Quite a few people here are using the internet now. It used to be that the only connection was through the phone line. The slow speed of that connection made it difficult for some people to get much out of it and, unless you got a second line, it tied up the phone. That all changed two years ago when we got the new tower and “always on” wireless radio link.

Never say “always”. I’m sitting here writing this while waiting for the connection to come back up. It’s been over two hours now. For the last six months it’s been going off for short periods of time almost every day. Often for over an hour. This problem started around last september and, until last week, was getting steadily worse.

At the moment I don’t need to do any banking, or shop online, nor anything else too important, so it’s not a big deal. It’s just really annoying. What, however, would happen if I was in the middle of filing my income tax? What if I had just entered a credit card number and the transaction was now in limbo? One would wonder if the software on the other end would deal properly with that. Worse, would this situation pose a security risk?
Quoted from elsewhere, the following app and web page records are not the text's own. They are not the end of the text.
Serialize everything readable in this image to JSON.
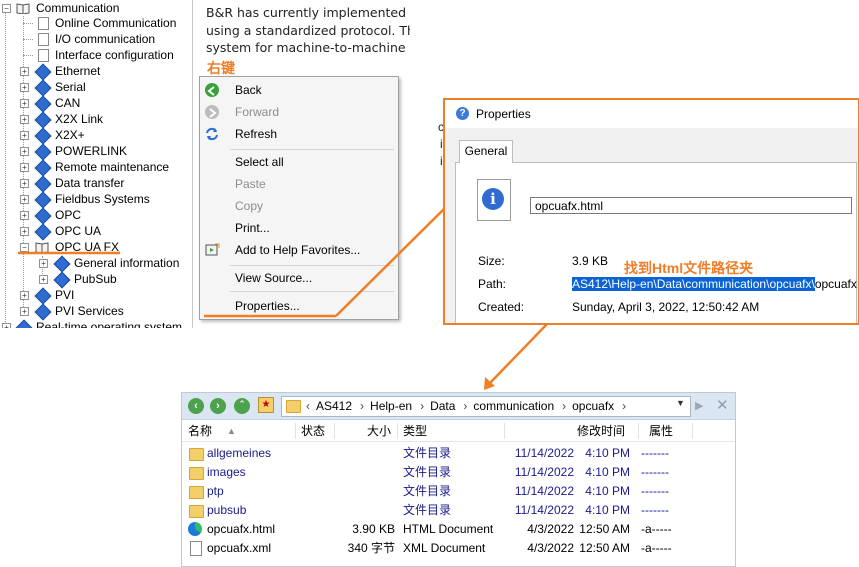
{
  "tree": {
    "root": "Communication",
    "items": [
      {
        "label": "Online Communication",
        "kind": "doc",
        "depth": 1
      },
      {
        "label": "I/O communication",
        "kind": "doc",
        "depth": 1
      },
      {
        "label": "Interface configuration",
        "kind": "doc",
        "depth": 1
      },
      {
        "label": "Ethernet",
        "kind": "folder",
        "depth": 1
      },
      {
        "label": "Serial",
        "kind": "folder",
        "depth": 1
      },
      {
        "label": "CAN",
        "kind": "folder",
        "depth": 1
      },
      {
        "label": "X2X Link",
        "kind": "folder",
        "depth": 1
      },
      {
        "label": "X2X+",
        "kind": "folder",
        "depth": 1
      },
      {
        "label": "POWERLINK",
        "kind": "folder",
        "depth": 1
      },
      {
        "label": "Remote maintenance",
        "kind": "folder",
        "depth": 1
      },
      {
        "label": "Data transfer",
        "kind": "folder",
        "depth": 1
      },
      {
        "label": "Fieldbus Systems",
        "kind": "folder",
        "depth": 1
      },
      {
        "label": "OPC",
        "kind": "folder",
        "depth": 1
      },
      {
        "label": "OPC UA",
        "kind": "folder",
        "depth": 1
      },
      {
        "label": "OPC UA FX",
        "kind": "open",
        "depth": 1
      },
      {
        "label": "General information",
        "kind": "folder",
        "depth": 2
      },
      {
        "label": "PubSub",
        "kind": "folder",
        "depth": 2
      },
      {
        "label": "PVI",
        "kind": "folder",
        "depth": 1
      },
      {
        "label": "PVI Services",
        "kind": "folder",
        "depth": 1
      },
      {
        "label": "Real-time operating system",
        "kind": "folder",
        "depth": 0
      }
    ]
  },
  "intro": {
    "line1": "B&R has currently implemented th",
    "line2": "using a standardized protocol. Th",
    "line3": "system for machine-to-machine c"
  },
  "annotations": {
    "right_click": "右键",
    "find_path": "找到Html文件路径夹"
  },
  "context_menu": {
    "back": "Back",
    "forward": "Forward",
    "refresh": "Refresh",
    "select_all": "Select all",
    "paste": "Paste",
    "copy": "Copy",
    "print": "Print...",
    "add_favorites": "Add to Help Favorites...",
    "view_source": "View Source...",
    "properties": "Properties..."
  },
  "behind_text": {
    "c1": "c",
    "c2": "i",
    "c3": "i"
  },
  "properties": {
    "title": "Properties",
    "tab": "General",
    "filename": "opcuafx.html",
    "size_label": "Size:",
    "size_value": "3.9 KB",
    "path_label": "Path:",
    "path_selected": "AS412\\Help-en\\Data\\communication\\opcuafx\\",
    "path_rest": "opcuafx.html",
    "created_label": "Created:",
    "created_value": "Sunday, April 3, 2022, 12:50:42 AM"
  },
  "explorer": {
    "breadcrumb": [
      "AS412",
      "Help-en",
      "Data",
      "communication",
      "opcuafx"
    ],
    "columns": {
      "name": "名称",
      "status": "状态",
      "size": "大小",
      "type": "类型",
      "modified": "修改时间",
      "attr": "属性"
    },
    "files": [
      {
        "name": "allgemeines",
        "size": "",
        "type": "文件目录",
        "date": "11/14/2022",
        "time": "4:10 PM",
        "attr": "-------",
        "kind": "folder"
      },
      {
        "name": "images",
        "size": "",
        "type": "文件目录",
        "date": "11/14/2022",
        "time": "4:10 PM",
        "attr": "-------",
        "kind": "folder"
      },
      {
        "name": "ptp",
        "size": "",
        "type": "文件目录",
        "date": "11/14/2022",
        "time": "4:10 PM",
        "attr": "-------",
        "kind": "folder"
      },
      {
        "name": "pubsub",
        "size": "",
        "type": "文件目录",
        "date": "11/14/2022",
        "time": "4:10 PM",
        "attr": "-------",
        "kind": "folder"
      },
      {
        "name": "opcuafx.html",
        "size": "3.90 KB",
        "type": "HTML Document",
        "date": "4/3/2022",
        "time": "12:50 AM",
        "attr": "-a-----",
        "kind": "html"
      },
      {
        "name": "opcuafx.xml",
        "size": "340 字节",
        "type": "XML Document",
        "date": "4/3/2022",
        "time": "12:50 AM",
        "attr": "-a-----",
        "kind": "xml"
      }
    ]
  },
  "colors": {
    "accent": "#f07e26",
    "selection": "#0a64d6",
    "link_blue": "#1a1a8c"
  }
}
I asked the people at Nethop these questions, and the simple answer is – no. The reason given is that when you lose your connection to the server (that’s the computer at the other end), it quickly terminates the transaction. I also asked them what was happening with the constant drops in service. Apparently they had one machine which was failing and then eventually died. It was quickly replaced. All last week appeared to be problem free. Now here we are – back offline again. It looks like server down time is a fact of life and “always on” is really just a myth.

Despite some places in the world having much faster and reliable connections than what is generally available in Canada, and certainly in Coalmont, we are not that badly off. Of course Scandinavians just laugh at us, but talking to other people on the net, I see that there are many places in the US which are still on dialup. Certainly, Canadians are not the only ones who experience constant service interruptions and generally slow connections.

On the African continent even dialup is a luxury, so perhaps we shouldn’t complain, but we’re not as advanced as the statistics would show. In Canada most connections are, so called, broadband. The catch is that the Canadian definition of broadband is much slower than the definition in other countries. It makes us look good. Still, 1.5Mbps is pretty useful and I, for one, am quite happy with that. At that speed it theoretically takes less than 2 milliseconds to upload this story – but not “always”.